(Beginning of Listed entries)
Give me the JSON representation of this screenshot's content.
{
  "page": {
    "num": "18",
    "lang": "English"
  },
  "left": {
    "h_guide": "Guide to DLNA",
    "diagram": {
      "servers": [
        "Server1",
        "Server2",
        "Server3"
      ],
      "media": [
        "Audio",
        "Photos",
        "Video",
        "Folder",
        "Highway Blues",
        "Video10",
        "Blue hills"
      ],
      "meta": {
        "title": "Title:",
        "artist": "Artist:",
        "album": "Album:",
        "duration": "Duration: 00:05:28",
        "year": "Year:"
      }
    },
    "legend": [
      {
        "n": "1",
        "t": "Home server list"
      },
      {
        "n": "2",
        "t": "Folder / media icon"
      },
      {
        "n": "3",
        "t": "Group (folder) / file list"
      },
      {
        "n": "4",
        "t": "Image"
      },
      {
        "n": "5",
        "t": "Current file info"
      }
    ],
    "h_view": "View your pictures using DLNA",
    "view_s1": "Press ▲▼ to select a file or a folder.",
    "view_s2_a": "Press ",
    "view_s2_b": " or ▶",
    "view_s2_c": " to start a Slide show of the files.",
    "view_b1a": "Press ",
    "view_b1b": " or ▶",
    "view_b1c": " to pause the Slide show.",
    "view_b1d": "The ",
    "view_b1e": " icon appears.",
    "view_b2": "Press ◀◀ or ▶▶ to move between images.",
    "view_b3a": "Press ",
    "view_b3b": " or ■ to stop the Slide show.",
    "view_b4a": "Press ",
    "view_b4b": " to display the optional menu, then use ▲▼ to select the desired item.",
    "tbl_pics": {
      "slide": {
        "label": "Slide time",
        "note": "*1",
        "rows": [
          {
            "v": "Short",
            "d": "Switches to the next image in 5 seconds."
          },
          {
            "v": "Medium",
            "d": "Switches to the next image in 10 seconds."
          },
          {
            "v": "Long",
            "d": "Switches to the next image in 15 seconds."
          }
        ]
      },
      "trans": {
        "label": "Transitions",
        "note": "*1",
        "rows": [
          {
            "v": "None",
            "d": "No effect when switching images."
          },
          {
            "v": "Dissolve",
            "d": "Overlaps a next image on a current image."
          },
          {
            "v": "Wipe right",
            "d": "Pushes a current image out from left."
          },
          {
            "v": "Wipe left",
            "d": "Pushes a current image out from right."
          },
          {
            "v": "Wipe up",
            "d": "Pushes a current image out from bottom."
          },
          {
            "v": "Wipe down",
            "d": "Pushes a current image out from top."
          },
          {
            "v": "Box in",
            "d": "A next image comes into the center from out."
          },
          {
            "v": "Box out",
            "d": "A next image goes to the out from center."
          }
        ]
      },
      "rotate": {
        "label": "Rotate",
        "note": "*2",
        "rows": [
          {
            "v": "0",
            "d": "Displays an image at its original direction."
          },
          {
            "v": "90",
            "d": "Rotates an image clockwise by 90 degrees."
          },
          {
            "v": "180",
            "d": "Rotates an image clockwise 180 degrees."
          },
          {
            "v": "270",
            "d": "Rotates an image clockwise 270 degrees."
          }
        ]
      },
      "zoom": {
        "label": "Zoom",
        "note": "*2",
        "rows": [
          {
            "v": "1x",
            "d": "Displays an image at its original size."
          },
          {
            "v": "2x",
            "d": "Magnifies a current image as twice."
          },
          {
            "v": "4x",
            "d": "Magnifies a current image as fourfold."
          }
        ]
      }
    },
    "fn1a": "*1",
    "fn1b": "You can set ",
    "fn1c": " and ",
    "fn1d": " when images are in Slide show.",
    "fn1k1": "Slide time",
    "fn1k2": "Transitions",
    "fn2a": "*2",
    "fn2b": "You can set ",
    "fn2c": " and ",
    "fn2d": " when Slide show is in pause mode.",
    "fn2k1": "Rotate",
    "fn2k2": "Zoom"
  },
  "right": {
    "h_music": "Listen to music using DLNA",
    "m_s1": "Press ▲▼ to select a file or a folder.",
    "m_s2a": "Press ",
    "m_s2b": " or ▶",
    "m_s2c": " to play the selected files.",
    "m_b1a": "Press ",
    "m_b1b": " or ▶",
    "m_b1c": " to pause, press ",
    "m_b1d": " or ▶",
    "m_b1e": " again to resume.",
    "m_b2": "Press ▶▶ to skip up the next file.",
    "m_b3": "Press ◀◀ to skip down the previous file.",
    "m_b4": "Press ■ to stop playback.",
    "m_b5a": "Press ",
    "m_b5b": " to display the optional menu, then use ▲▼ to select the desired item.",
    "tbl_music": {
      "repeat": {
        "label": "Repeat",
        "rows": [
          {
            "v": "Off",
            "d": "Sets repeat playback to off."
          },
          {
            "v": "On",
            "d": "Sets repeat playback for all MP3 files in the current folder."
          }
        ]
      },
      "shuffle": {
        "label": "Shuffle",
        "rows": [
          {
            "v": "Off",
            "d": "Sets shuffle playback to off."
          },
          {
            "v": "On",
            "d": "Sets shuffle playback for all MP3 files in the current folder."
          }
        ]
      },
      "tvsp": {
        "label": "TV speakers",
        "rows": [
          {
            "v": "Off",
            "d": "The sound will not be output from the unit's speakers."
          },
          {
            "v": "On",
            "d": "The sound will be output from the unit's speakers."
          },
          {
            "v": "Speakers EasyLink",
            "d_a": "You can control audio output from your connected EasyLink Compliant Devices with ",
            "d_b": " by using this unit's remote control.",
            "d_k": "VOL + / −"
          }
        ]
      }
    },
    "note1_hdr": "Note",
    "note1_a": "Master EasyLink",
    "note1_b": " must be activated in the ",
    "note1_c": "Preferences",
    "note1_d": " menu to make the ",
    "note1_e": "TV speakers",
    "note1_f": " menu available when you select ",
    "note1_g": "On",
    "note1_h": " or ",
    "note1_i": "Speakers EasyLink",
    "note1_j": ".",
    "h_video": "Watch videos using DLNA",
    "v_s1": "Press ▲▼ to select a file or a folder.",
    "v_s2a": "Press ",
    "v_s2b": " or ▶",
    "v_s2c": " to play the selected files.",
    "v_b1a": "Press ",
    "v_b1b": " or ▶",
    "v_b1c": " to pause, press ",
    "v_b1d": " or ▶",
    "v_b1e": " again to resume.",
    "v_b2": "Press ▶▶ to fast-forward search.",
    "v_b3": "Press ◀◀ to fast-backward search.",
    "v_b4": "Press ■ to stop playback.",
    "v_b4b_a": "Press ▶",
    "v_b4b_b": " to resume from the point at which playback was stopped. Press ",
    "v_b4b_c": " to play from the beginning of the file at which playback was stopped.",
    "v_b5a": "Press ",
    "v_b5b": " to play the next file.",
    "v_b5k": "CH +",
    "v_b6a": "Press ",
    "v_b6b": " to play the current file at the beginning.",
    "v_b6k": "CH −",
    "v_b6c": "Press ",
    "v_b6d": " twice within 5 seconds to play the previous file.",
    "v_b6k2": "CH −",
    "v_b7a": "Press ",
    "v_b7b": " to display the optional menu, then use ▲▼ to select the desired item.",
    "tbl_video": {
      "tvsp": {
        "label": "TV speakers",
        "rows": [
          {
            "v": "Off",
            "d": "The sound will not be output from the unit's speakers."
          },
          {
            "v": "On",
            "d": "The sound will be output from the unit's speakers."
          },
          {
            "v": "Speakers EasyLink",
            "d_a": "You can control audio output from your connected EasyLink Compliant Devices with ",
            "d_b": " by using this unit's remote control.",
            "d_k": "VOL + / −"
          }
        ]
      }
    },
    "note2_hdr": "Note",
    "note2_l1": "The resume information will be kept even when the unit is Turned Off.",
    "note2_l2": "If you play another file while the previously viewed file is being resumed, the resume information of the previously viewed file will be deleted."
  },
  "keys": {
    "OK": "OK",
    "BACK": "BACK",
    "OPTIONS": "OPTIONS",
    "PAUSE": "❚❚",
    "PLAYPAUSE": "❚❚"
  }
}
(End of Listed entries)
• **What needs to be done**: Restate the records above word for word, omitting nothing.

• **Completed exercise**:
Give me the JSON representation of this screenshot's content.
{
  "page": {
    "num": "18",
    "lang": "English"
  },
  "left": {
    "h_guide": "Guide to DLNA",
    "diagram": {
      "servers": [
        "Server1",
        "Server2",
        "Server3"
      ],
      "media": [
        "Audio",
        "Photos",
        "Video",
        "Folder",
        "Highway Blues",
        "Video10",
        "Blue hills"
      ],
      "meta": {
        "title": "Title:",
        "artist": "Artist:",
        "album": "Album:",
        "duration": "Duration: 00:05:28",
        "year": "Year:"
      }
    },
    "legend": [
      {
        "n": "1",
        "t": "Home server list"
      },
      {
        "n": "2",
        "t": "Folder / media icon"
      },
      {
        "n": "3",
        "t": "Group (folder) / file list"
      },
      {
        "n": "4",
        "t": "Image"
      },
      {
        "n": "5",
        "t": "Current file info"
      }
    ],
    "h_view": "View your pictures using DLNA",
    "view_s1": "Press ▲▼ to select a file or a folder.",
    "view_s2_a": "Press ",
    "view_s2_b": " or ▶",
    "view_s2_c": " to start a Slide show of the files.",
    "view_b1a": "Press ",
    "view_b1b": " or ▶",
    "view_b1c": " to pause the Slide show.",
    "view_b1d": "The ",
    "view_b1e": " icon appears.",
    "view_b2": "Press ◀◀ or ▶▶ to move between images.",
    "view_b3a": "Press ",
    "view_b3b": " or ■ to stop the Slide show.",
    "view_b4a": "Press ",
    "view_b4b": " to display the optional menu, then use ▲▼ to select the desired item.",
    "tbl_pics": {
      "slide": {
        "label": "Slide time",
        "note": "*1",
        "rows": [
          {
            "v": "Short",
            "d": "Switches to the next image in 5 seconds."
          },
          {
            "v": "Medium",
            "d": "Switches to the next image in 10 seconds."
          },
          {
            "v": "Long",
            "d": "Switches to the next image in 15 seconds."
          }
        ]
      },
      "trans": {
        "label": "Transitions",
        "note": "*1",
        "rows": [
          {
            "v": "None",
            "d": "No effect when switching images."
          },
          {
            "v": "Dissolve",
            "d": "Overlaps a next image on a current image."
          },
          {
            "v": "Wipe right",
            "d": "Pushes a current image out from left."
          },
          {
            "v": "Wipe left",
            "d": "Pushes a current image out from right."
          },
          {
            "v": "Wipe up",
            "d": "Pushes a current image out from bottom."
          },
          {
            "v": "Wipe down",
            "d": "Pushes a current image out from top."
          },
          {
            "v": "Box in",
            "d": "A next image comes into the center from out."
          },
          {
            "v": "Box out",
            "d": "A next image goes to the out from center."
          }
        ]
      },
      "rotate": {
        "label": "Rotate",
        "note": "*2",
        "rows": [
          {
            "v": "0",
            "d": "Displays an image at its original direction."
          },
          {
            "v": "90",
            "d": "Rotates an image clockwise by 90 degrees."
          },
          {
            "v": "180",
            "d": "Rotates an image clockwise 180 degrees."
          },
          {
            "v": "270",
            "d": "Rotates an image clockwise 270 degrees."
          }
        ]
      },
      "zoom": {
        "label": "Zoom",
        "note": "*2",
        "rows": [
          {
            "v": "1x",
            "d": "Displays an image at its original size."
          },
          {
            "v": "2x",
            "d": "Magnifies a current image as twice."
          },
          {
            "v": "4x",
            "d": "Magnifies a current image as fourfold."
          }
        ]
      }
    },
    "fn1a": "*1",
    "fn1b": "You can set ",
    "fn1c": " and ",
    "fn1d": " when images are in Slide show.",
    "fn1k1": "Slide time",
    "fn1k2": "Transitions",
    "fn2a": "*2",
    "fn2b": "You can set ",
    "fn2c": " and ",
    "fn2d": " when Slide show is in pause mode.",
    "fn2k1": "Rotate",
    "fn2k2": "Zoom"
  },
  "right": {
    "h_music": "Listen to music using DLNA",
    "m_s1": "Press ▲▼ to select a file or a folder.",
    "m_s2a": "Press ",
    "m_s2b": " or ▶",
    "m_s2c": " to play the selected files.",
    "m_b1a": "Press ",
    "m_b1b": " or ▶",
    "m_b1c": " to pause, press ",
    "m_b1d": " or ▶",
    "m_b1e": " again to resume.",
    "m_b2": "Press ▶▶ to skip up the next file.",
    "m_b3": "Press ◀◀ to skip down the previous file.",
    "m_b4": "Press ■ to stop playback.",
    "m_b5a": "Press ",
    "m_b5b": " to display the optional menu, then use ▲▼ to select the desired item.",
    "tbl_music": {
      "repeat": {
        "label": "Repeat",
        "rows": [
          {
            "v": "Off",
            "d": "Sets repeat playback to off."
          },
          {
            "v": "On",
            "d": "Sets repeat playback for all MP3 files in the current folder."
          }
        ]
      },
      "shuffle": {
        "label": "Shuffle",
        "rows": [
          {
            "v": "Off",
            "d": "Sets shuffle playback to off."
          },
          {
            "v": "On",
            "d": "Sets shuffle playback for all MP3 files in the current folder."
          }
        ]
      },
      "tvsp": {
        "label": "TV speakers",
        "rows": [
          {
            "v": "Off",
            "d": "The sound will not be output from the unit's speakers."
          },
          {
            "v": "On",
            "d": "The sound will be output from the unit's speakers."
          },
          {
            "v": "Speakers EasyLink",
            "d_a": "You can control audio output from your connected EasyLink Compliant Devices with ",
            "d_b": " by using this unit's remote control.",
            "d_k": "VOL + / −"
          }
        ]
      }
    },
    "note1_hdr": "Note",
    "note1_a": "Master EasyLink",
    "note1_b": " must be activated in the ",
    "note1_c": "Preferences",
    "note1_d": " menu to make the ",
    "note1_e": "TV speakers",
    "note1_f": " menu available when you select ",
    "note1_g": "On",
    "note1_h": " or ",
    "note1_i": "Speakers EasyLink",
    "note1_j": ".",
    "h_video": "Watch videos using DLNA",
    "v_s1": "Press ▲▼ to select a file or a folder.",
    "v_s2a": "Press ",
    "v_s2b": " or ▶",
    "v_s2c": " to play the selected files.",
    "v_b1a": "Press ",
    "v_b1b": " or ▶",
    "v_b1c": " to pause, press ",
    "v_b1d": " or ▶",
    "v_b1e": " again to resume.",
    "v_b2": "Press ▶▶ to fast-forward search.",
    "v_b3": "Press ◀◀ to fast-backward search.",
    "v_b4": "Press ■ to stop playback.",
    "v_b4b_a": "Press ▶",
    "v_b4b_b": " to resume from the point at which playback was stopped. Press ",
    "v_b4b_c": " to play from the beginning of the file at which playback was stopped.",
    "v_b5a": "Press ",
    "v_b5b": " to play the next file.",
    "v_b5k": "CH +",
    "v_b6a": "Press ",
    "v_b6b": " to play the current file at the beginning.",
    "v_b6k": "CH −",
    "v_b6c": "Press ",
    "v_b6d": " twice within 5 seconds to play the previous file.",
    "v_b6k2": "CH −",
    "v_b7a": "Press ",
    "v_b7b": " to display the optional menu, then use ▲▼ to select the desired item.",
    "tbl_video": {
      "tvsp": {
        "label": "TV speakers",
        "rows": [
          {
            "v": "Off",
            "d": "The sound will not be output from the unit's speakers."
          },
          {
            "v": "On",
            "d": "The sound will be output from the unit's speakers."
          },
          {
            "v": "Speakers EasyLink",
            "d_a": "You can control audio output from your connected EasyLink Compliant Devices with ",
            "d_b": " by using this unit's remote control.",
            "d_k": "VOL + / −"
          }
        ]
      }
    },
    "note2_hdr": "Note",
    "note2_l1": "The resume information will be kept even when the unit is Turned Off.",
    "note2_l2": "If you play another file while the previously viewed file is being resumed, the resume information of the previously viewed file will be deleted."
  },
  "keys": {
    "OK": "OK",
    "BACK": "BACK",
    "OPTIONS": "OPTIONS",
    "PAUSE": "❚❚",
    "PLAYPAUSE": "❚❚"
  }
}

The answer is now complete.